The WKU Department of Theatre & Dance produces a musical each spring semester, and this year’s production was “Little Women: The Broadway Musical.”
“Little Women” follows the four daughters of the March family alongside their mother as they develop and struggle with relationships while their father is away serving as a Union soldier in the Civil War.
Months of hard work and dedication went into each performance of “Little Women,” which opened at Van Meter Hall on Friday, April 8 and closed with a final showing on Sunday afternoon, according to the play’s director, Bronson Murphy.
“It’s been a really good process,” Murphy said.
Bowling Green junior Emma Tuggle said she was excited to be back on stage after COVID-19 and working with Murphy. A vocal music major in the B.A. program, Tuggle played the March family’s wealthy aunt.
“I haven’t done a show in a few years and so coming into this I was very nervous,” Tuggle said. “I wanted it to be an exciting experience. I wanted to learn a lot.”
Auditions for “Little Women” started in the fall 2021 semester and rehearsals began in early February.

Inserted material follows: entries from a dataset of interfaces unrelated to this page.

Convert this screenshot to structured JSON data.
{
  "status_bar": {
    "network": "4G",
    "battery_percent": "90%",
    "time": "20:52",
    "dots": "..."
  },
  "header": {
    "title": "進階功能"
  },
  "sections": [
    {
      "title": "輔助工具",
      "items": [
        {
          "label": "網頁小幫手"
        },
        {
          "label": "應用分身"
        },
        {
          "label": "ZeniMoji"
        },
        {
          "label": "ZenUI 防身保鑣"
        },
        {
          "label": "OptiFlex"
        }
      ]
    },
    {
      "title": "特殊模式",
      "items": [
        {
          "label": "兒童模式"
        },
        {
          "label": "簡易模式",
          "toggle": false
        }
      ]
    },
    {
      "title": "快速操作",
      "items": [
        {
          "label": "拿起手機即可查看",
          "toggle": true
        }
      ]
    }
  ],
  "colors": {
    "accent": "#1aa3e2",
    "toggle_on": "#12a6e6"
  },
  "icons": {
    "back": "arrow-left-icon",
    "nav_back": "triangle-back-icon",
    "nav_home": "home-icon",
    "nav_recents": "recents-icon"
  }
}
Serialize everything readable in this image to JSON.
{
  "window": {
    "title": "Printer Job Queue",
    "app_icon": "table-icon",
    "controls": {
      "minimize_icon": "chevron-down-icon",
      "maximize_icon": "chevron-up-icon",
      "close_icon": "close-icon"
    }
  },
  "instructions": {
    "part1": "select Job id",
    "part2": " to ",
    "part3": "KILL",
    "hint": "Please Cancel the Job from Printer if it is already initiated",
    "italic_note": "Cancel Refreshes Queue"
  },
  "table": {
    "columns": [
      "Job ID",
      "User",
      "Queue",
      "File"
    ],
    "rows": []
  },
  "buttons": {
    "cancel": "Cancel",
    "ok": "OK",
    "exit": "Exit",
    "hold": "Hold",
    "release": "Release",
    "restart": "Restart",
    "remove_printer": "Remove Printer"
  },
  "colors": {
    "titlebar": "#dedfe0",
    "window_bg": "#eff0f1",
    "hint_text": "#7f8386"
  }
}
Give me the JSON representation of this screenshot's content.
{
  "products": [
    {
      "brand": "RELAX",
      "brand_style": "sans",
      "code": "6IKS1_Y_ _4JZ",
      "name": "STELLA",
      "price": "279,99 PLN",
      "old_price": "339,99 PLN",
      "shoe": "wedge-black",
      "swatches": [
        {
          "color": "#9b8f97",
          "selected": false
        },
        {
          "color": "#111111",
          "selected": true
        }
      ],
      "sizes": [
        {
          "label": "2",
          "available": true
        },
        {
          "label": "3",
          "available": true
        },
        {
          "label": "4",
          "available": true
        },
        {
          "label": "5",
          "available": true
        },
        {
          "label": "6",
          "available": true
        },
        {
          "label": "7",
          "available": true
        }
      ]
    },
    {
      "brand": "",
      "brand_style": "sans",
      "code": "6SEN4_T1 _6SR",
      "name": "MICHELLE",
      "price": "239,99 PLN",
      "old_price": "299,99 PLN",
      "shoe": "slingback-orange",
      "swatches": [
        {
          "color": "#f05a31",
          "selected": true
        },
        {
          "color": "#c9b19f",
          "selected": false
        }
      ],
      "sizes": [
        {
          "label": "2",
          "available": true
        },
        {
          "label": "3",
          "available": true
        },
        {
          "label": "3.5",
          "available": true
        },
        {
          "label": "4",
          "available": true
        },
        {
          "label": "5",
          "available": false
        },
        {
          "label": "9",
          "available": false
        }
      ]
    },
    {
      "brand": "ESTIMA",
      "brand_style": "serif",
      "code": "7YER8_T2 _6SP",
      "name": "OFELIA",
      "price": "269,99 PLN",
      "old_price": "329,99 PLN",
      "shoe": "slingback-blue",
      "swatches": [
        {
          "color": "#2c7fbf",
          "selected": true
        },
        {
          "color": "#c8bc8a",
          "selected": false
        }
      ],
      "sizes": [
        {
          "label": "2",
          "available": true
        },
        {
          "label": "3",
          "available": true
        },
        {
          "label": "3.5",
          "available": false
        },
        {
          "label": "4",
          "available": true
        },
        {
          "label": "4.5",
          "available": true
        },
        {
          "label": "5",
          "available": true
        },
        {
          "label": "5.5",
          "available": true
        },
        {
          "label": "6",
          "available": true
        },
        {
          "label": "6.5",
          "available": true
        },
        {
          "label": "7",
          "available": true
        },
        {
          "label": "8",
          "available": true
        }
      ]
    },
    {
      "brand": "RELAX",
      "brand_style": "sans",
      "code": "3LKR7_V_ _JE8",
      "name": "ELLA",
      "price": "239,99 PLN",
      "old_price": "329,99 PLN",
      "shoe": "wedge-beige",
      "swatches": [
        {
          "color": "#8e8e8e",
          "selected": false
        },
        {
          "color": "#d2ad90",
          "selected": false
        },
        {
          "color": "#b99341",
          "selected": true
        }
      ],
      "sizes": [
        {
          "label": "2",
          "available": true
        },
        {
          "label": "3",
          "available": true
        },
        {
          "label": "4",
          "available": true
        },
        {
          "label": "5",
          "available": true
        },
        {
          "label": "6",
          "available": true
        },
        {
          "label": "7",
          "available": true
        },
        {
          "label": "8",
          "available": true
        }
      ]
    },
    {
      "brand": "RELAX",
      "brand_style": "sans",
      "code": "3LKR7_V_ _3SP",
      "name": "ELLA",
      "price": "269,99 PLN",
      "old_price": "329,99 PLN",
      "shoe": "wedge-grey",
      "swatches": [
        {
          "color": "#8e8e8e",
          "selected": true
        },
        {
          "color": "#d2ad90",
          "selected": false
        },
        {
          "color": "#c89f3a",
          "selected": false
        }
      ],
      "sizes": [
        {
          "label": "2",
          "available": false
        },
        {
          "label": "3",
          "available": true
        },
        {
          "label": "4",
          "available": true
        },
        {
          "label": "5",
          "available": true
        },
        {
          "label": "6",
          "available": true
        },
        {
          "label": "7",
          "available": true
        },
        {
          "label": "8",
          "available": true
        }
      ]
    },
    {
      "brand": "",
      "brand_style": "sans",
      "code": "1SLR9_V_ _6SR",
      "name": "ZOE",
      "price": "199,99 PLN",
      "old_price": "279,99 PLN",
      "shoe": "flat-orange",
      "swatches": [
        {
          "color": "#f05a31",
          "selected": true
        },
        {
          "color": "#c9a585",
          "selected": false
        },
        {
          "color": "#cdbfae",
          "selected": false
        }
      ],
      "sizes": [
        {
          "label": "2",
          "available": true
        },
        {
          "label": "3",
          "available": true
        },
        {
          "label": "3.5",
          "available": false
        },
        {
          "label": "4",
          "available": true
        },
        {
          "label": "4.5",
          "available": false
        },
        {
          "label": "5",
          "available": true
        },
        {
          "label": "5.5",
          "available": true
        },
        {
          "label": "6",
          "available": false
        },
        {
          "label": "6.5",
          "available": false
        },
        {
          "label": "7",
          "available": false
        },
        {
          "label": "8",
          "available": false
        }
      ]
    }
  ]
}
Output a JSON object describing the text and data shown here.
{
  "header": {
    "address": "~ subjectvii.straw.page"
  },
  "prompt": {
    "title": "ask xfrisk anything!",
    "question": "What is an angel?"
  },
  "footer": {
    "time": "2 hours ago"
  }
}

Students were eager to perform once more since the COVID-19 pandemic, according to Tuggle.
“It was really good to be back in Van Meter after I hadn’t really done a big show in three years,” Bowling Green senior Ben Morrison said. “I haven’t even gotten to do a mainstage Western show in Van Meter really, so it felt like a welcome home to be back there.”
Morrison, a vocal performance major, played Professor Bhaer, a German professor who advises Jo March on her writing endeavors.
“I’m glad I get to usher in a return to normalcy for my senior year and hopefully set up success in the future,” Morrison said.
Murphy said students and faculty worked for months to develop the show to create chemistry between actors and blend their voices in harmony.
“The first time these kids met, they didn’t have nearly the chemistry they do today because we’ve shoved them together for two months,” Murphy said. “We’ve made them get familiar with each other and get comfortable with each other, and make sure we’ve kind of guided them to make sure they’re telling the exact same story.”
Throughout the rehearsal process many actors, like Bowling Green sophomore Lauren Milam, said they were pushed out of their comfort zones, playing roles they’re not used to. Milam is a music education major and played Marmee March, the March sisters’ mother, in “Little Women”.
“For me, it’s been kind of crazy because I’ve never had a role this big before,” Milam said. “It’s been a new experience for me because you kind of figure out that you were capable of stuff that you didn’t know you were capable of. It’s challenging, but in a safe environment.”
Charlotte Cirves, a sophomore B.F.A theatre student from McFarland, Wisconsin, was the assistant stage manager for the show. Cirves has worked in backstage technical work for six years and worked in stage management for WKU previously.
“This is my first mainstage show. It’s the the biggest one I’ve ever done, probably the most challenging,” Cirves said. “I have learned so much. I didn’t realize how much knowledge I lacked until I started this process. I think I’ve come so far, not only as a techie, but as a person.”
Milam said Bronson treated her and the rest of the cast like professionals and asked for their input to make the show more unique to their performances.
“He’s very clear with direction but also gives us room to play with stuff that we want to and make it our own,” Milam said.
Cirves said that putting on the “Little Women” production is an experience that each member can look back and learn from.
“It’s been really amazing, being able to watch the growth of the show,” Cirves said. “Watching it go from just an empty room, everyone was on-book, and we’re all new to this process, and watching the set develop and all of the spectacle be put in. It’s just been an amazing process seeing this all come together.”
Morrison said she felt the cast and crew developed close relationships while preparing for the show.
“I feel like we’re all just this one fluid unit that is pretty close given the short time that we’ve spent together,” Morrison said. “It helps that this show is such an intimate and heartfelt show that allows us to enter that vulnerable space.”
Tuggle said the thematic importance of family in “Little Women” helped her build relationships with other members as rehearsals went on.
“Obviously, you have to be close with the people you’re around, but we have such a family dynamic now”, Tuggle said “It’s just fun to pick at each other and fun to see how we work under pressure and encourage each other and build each other up.”